Finally! Helping ESL Learners with Syllable-Final Consonant Articulation

Do your learners delete syllable-final consonants? Do you hear “how” when a learner is talking about his “house”? Does your learner report having a “co” when you know she must have a “cold”? Final consonants and final clusters are essential to intelligibility in English, yet working on them with lasting success in class can be challenging. But it doesn’t have to be challenging – it can be fun!

Several teachers welcomed me into their classrooms to work with their Karen, Karenni and Burmese beginning level ESL learners on syllable-final consonant inclusion. We found a fun and effective way to work on learners’ ability to successfully articulate syllable-final consonants that drew upon several existing ESL/EFL pronunciation methods and speech language pathology processes.

During my time with the learners, I implemented lesson plans that were 30 – 45 minutes in length, but in this article I will focus on individual elements of the process and how a teacher might integrate one or more of those components into existing classroom routines.


Learners are much more likely to participate and be intrinsically motivated if the teacher can create buy-in. We did this by first discussing what pronunciation challenges the learners feel they have, and then moved to the issue of syllable-final deletion in particular. We explained why it is a problem for intelligibility, showing them examples of syllable-final deletion changing the meaning of a word (i.e. buy vs. bite). Use pictures, videos, native L1 speakers as translators – whatever you need to bring an a-ha moment to the learners and get them on board!

Explicit instruction

We should not expect a language learner to passively recognize key pronunciation features by being exposed to conversation or listening tasks. Nor should we hope that they understand the impact a mispronunciation may have on their intelligibility. Pronunciation features need to be explicitly identified for learners and strategies for improvement clearly modeled and practiced (Couper, 2003; Derwing, 2003; Derwing & Munro, 2005; Morley, 1991).

Mouth exercise

Mouth aerobics are used widely in theater to aid actors in controlling facial muscles, and similar activities have been adopted in English language courses.

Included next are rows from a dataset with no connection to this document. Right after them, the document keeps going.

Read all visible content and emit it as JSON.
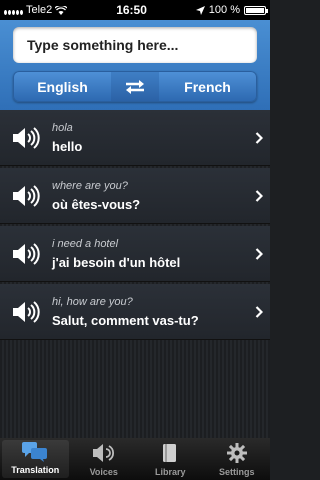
{
  "status": {
    "carrier": "Tele2",
    "time": "16:50",
    "battery": "100 %",
    "battery_level": 1.0
  },
  "search": {
    "placeholder": "Type something here..."
  },
  "languages": {
    "source": "English",
    "target": "French",
    "swap_icon": "swap-arrows-icon"
  },
  "phrases": [
    {
      "source": "hola",
      "translation": "hello"
    },
    {
      "source": "where are you?",
      "translation": "où êtes-vous?"
    },
    {
      "source": "i need a hotel",
      "translation": "j'ai besoin d'un hôtel"
    },
    {
      "source": "hi, how are you?",
      "translation": "Salut, comment vas-tu?"
    }
  ],
  "tabs": [
    {
      "label": "Translation",
      "icon": "speech-bubbles-icon",
      "active": true
    },
    {
      "label": "Voices",
      "icon": "speaker-icon",
      "active": false
    },
    {
      "label": "Library",
      "icon": "book-icon",
      "active": false
    },
    {
      "label": "Settings",
      "icon": "gear-icon",
      "active": false
    }
  ],
  "colors": {
    "header_blue": "#3a7fc8",
    "list_bg": "#22262c",
    "tabbar_bg": "#111111"
  }
}
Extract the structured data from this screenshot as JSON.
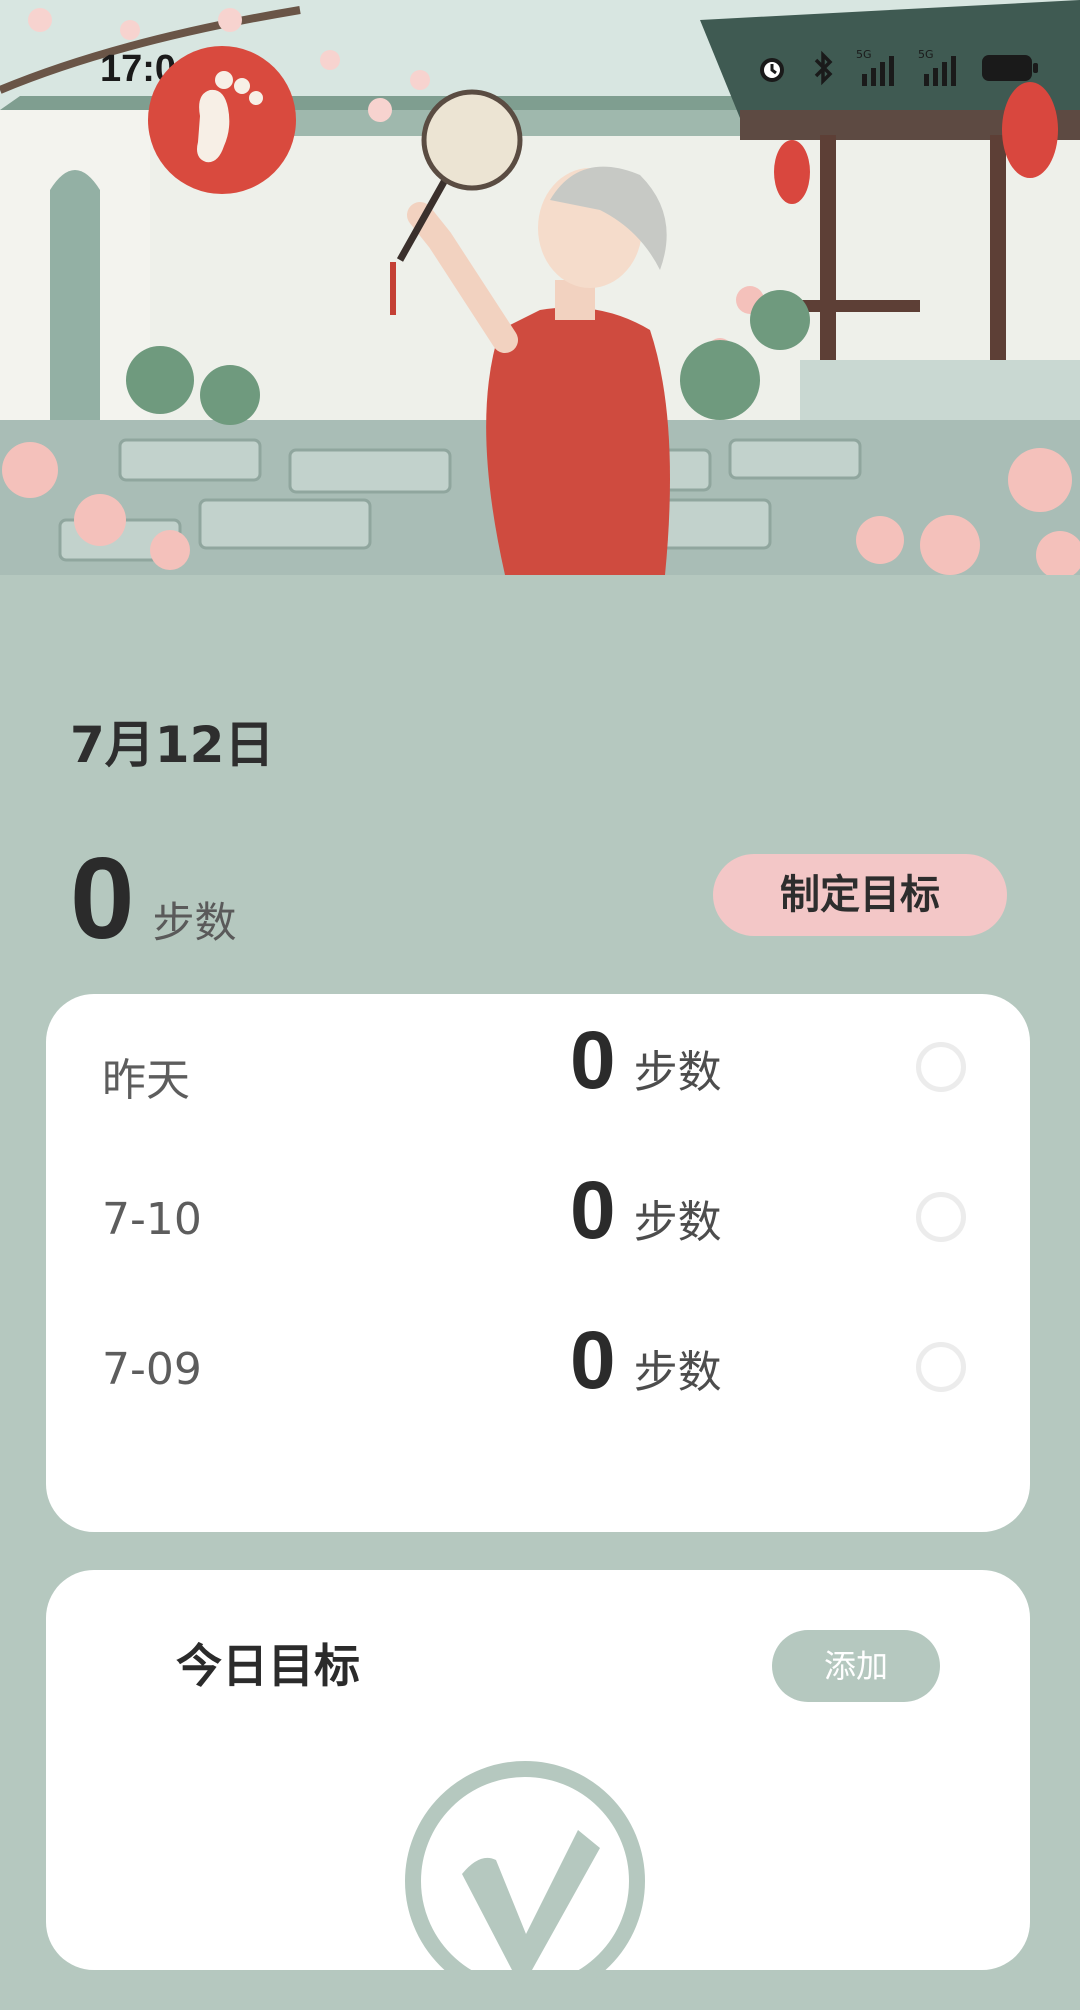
{
  "status_bar": {
    "time": "17:04",
    "icons": [
      "alarm-icon",
      "bluetooth-icon",
      "signal-5g-icon",
      "signal-5g-icon-2",
      "battery-icon"
    ]
  },
  "app": {
    "logo": "footprint-icon"
  },
  "today": {
    "date": "7月12日",
    "steps": "0",
    "unit": "步数",
    "set_goal_label": "制定目标"
  },
  "history": [
    {
      "label": "昨天",
      "steps": "0",
      "unit": "步数"
    },
    {
      "label": "7-10",
      "steps": "0",
      "unit": "步数"
    },
    {
      "label": "7-09",
      "steps": "0",
      "unit": "步数"
    }
  ],
  "goal_section": {
    "title": "今日目标",
    "add_label": "添加",
    "emblem": "check-badge-icon"
  },
  "colors": {
    "background": "#b5c8bf",
    "accent_pink": "#f3c7c7",
    "card": "#ffffff",
    "logo_red": "#d94a3e"
  }
}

In this process, we used mouth aerobics not only for muscle control, but also as a way for learners to repeatedly practice VC and VCC sequences. See stage one of lesson plan linked below (Echelberger, 2013; Hardison & Sonchaeng, 2004; Maley & Duff, 1984).

Backward build-up

Backward build-up is a technique that comes out of the Audio-lingual Method and is also used in speech language pathology. Briefly, it is a technique in which the teacher and learners build, examine, or reveal a sentence or word from back to front. For example, the word “book” is revealed and pronounced accordingly:

k –>
ook –>

In my process, this allowed the learners to isolate the challenging element (the final consonant) and build up to more complicated utterances. It also strengthened learners’ awareness of our focus on final consonants.

Meaningful tasks

It’s important that learners are aware of intelligibility implications. Will a mispronunciation lead to a change in meaning or to an unintelligible utterance? A good way to do this is to build meaningful tasks into your lessons. In this process, learners were asked to discriminate between and articulate minimal pairs, for example, “bee” and “beak”, two English language words that if one neglects to identify the final consonant or lack of, the meaning changes (Celce-Murcia et al. 2010).

Don’t have 30 minutes to integrate a whole lesson?

Here are some ideas from your colleagues as to how one might integrate one or more of these elements into curriculum:

Carl says, “At the beginning of each unit, I use backward build up when introducing the key vocabulary words. It really brings the learners’ attention to the final consonants.”

From Ann: “I do mouth exercises using VC or VCC for 5 minutes every other day at the beginning of class, just to keep their minds focused on those consonants.”

“I bring this into fluency activities by doing a quick reminder with vocabulary words just before they start the activity,” says Tracy.

Adapt this process to your classroom and your learners’ needs. Most importantly, have fun with it!

Additional Resources

See a video of the learners in action >>

View an annotated lesson plan from the above video >>

Suzanne McCurdy, SPCLC Consultant / Hamline Faculty ATLAS